There’s more on twenty-nine
scribed beneath the title,
struck with potluck candidness;
mad’ they said, scoring
a tally through the thigh
of the letter H, capitalized
to hold its weight.
I rub away at the grey shadings,
thoughts they left
like litter down a side street;
the words ‘I’m falling asleep’
ghosted now, only half there
when held in the light.
And in the contents
there are marks, little hearts
next to the lovey ones
and with them the initial R
which I can’t bring myself
to remove; to do that
would kill love, leave love
in the dark. In my hands
they have a second chance
to stay alive in the light.


Outlet

I couldn’t hate you more than I hate myself
at 3.00am watching cat videos, with this dusting
of orange moustache from all the Cheesey Balls.

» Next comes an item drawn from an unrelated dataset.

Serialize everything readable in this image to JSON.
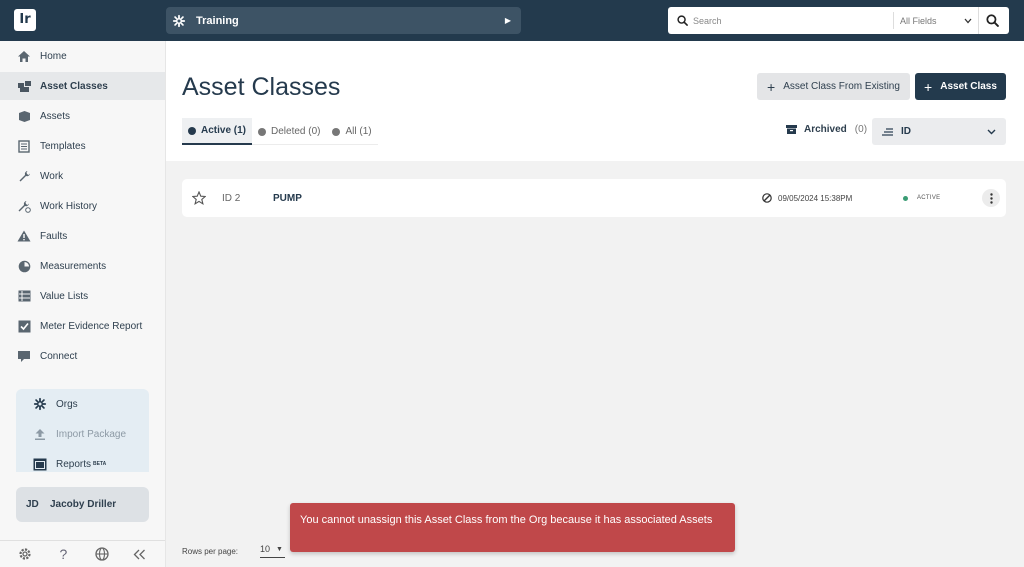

Yes, I thought about killing myself, but then
I watched a five-minute clip of a pug barking
at its own reflection, found the bottom of rock

bottom. The car is running in the garage, and I left
the hamster by the bins. I’ve packed five years
into a rucksack. In the bottom drawer are the bills.


Richard

I’d see him every shift; he’d come in,
order a bottle of the house
Shiraz, sit in his booth with the paper,
doodle the quiz, fill in the Sudoku.

I often imagined how he lived
at home, if he had wine there,
a lady-friend who he could argue
over the answers of the crossword with,

or if that was it for him, our forced
friendship: me providing napkins, calling
out to him as he enters, the usual is it?
Him leaving an inheritance through tips.


Aboard

After Miriam Van hee

standing on the embankment you watched
the coast drift through the evening
and thought of your Father and Mother
about the distance keeping everyone apart, but
paths are everywhere, even on the water

you look for signs forming in the foam